Charging an electric car really isn’t all that difficult; but wireless charging could make the process even easier.
I can’t help but wonder if some drivers are reluctant to jump on the all-electric or plug-in hybrid bandwagon simply because of the extra effort it takes to connect the car to a charging station each evening? I know that seems a little absurd, but I suppose it’s possible. After all, it is an extra step that most people just aren’t accustomed to when they roll into the garage every night.
Oh, and if you failed to realize that you forgot to plug the car in until the next morning — well, that’s the kind of mistake that could ruin your whole day, especially if you had somewhere important to go. But there’s talk of a much easier method on the horizon.
We’ve been using wireless chargers (inductive charging) to power up our handheld devices for at least a few years now, so it only makes sense that auto manufacturers would eventually apply that kind of technology — on a larger scale, of course — to charge depleted electric car batteries. And while these wireless charging mats aren’t immediately available, manufacturers do hope to have the systems ready for home and public use within the next few years.
Obviously, there’s a good deal of science happening in there, but here’s a streamlined version of how it works: Electricity is emitted from the transmission unit (an electrically charged mat mounted to the ground) to the vehicle’s receiver unit (mounted underneath the car) through electromagnetic induction (wireless transmission of energy). The receiver unit passes the electric current on to the car’s battery pack until it’s fully charged.
An even simpler version: You drive your electric car (or plug-in hybrid) over the charging mat you installed on your garage floor and the system begins charging the car’s battery pack as soon as the vehicle is parked. That’s it. Simple, right? And there’s no added hassle of having to plug and unplug the car each time you intend to use it. Some of these proposed charging systems will even guide the driver into the correct parking position.
Now, as I mentioned, there aren’t any wireless charging systems currently available from the auto manufacturers — but they are in the works. Nissan has been teasing us with a wireless charging system for its all-electric LEAF for a couple of years now, and as of Dec. 2012, Toyota was working on an angular coil system for wireless power transmission.

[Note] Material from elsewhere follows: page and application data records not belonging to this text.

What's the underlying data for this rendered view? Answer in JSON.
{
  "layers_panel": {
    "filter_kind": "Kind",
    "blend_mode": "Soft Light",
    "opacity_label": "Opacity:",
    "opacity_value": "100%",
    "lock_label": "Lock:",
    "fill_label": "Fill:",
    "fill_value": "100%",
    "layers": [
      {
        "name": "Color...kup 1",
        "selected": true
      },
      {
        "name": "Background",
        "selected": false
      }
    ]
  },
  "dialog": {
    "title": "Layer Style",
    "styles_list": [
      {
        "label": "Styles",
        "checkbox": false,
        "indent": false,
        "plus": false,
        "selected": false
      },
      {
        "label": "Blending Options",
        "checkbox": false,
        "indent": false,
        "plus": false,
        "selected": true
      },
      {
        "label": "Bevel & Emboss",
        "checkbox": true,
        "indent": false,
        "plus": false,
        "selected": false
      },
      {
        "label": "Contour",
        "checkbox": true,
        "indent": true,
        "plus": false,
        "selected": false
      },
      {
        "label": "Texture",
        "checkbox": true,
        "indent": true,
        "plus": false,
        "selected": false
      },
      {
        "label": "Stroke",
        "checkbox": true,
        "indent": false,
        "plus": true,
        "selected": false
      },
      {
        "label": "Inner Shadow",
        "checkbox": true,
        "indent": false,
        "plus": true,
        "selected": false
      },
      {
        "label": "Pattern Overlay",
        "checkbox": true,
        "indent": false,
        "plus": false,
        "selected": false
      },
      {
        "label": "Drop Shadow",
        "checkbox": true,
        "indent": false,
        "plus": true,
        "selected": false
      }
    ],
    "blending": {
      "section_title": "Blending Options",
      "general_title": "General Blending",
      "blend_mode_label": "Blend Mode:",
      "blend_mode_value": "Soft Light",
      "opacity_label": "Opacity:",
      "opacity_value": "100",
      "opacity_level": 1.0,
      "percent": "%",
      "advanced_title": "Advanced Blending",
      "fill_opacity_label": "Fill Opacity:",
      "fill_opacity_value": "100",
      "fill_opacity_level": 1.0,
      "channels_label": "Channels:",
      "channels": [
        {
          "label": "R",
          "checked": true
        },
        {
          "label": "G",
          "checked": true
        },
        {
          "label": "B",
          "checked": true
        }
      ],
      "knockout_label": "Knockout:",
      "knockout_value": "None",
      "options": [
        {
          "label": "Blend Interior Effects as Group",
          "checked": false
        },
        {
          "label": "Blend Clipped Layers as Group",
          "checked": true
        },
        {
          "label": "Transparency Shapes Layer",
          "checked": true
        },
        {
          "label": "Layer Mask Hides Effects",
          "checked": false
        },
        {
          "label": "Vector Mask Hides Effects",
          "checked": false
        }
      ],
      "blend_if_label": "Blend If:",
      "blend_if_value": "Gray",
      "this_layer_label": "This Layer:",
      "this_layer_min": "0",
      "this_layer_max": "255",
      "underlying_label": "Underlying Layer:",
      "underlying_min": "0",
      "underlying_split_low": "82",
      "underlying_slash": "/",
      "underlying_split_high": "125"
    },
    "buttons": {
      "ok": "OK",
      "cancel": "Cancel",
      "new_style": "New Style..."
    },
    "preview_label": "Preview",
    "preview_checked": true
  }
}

So do you think we’ll see these systems reach production by the end of 2013? Or will it be 2014? Do you think the aftermarket options will be as good as (or maybe better than?) the factory offered wireless charging systems? Let me know what you think.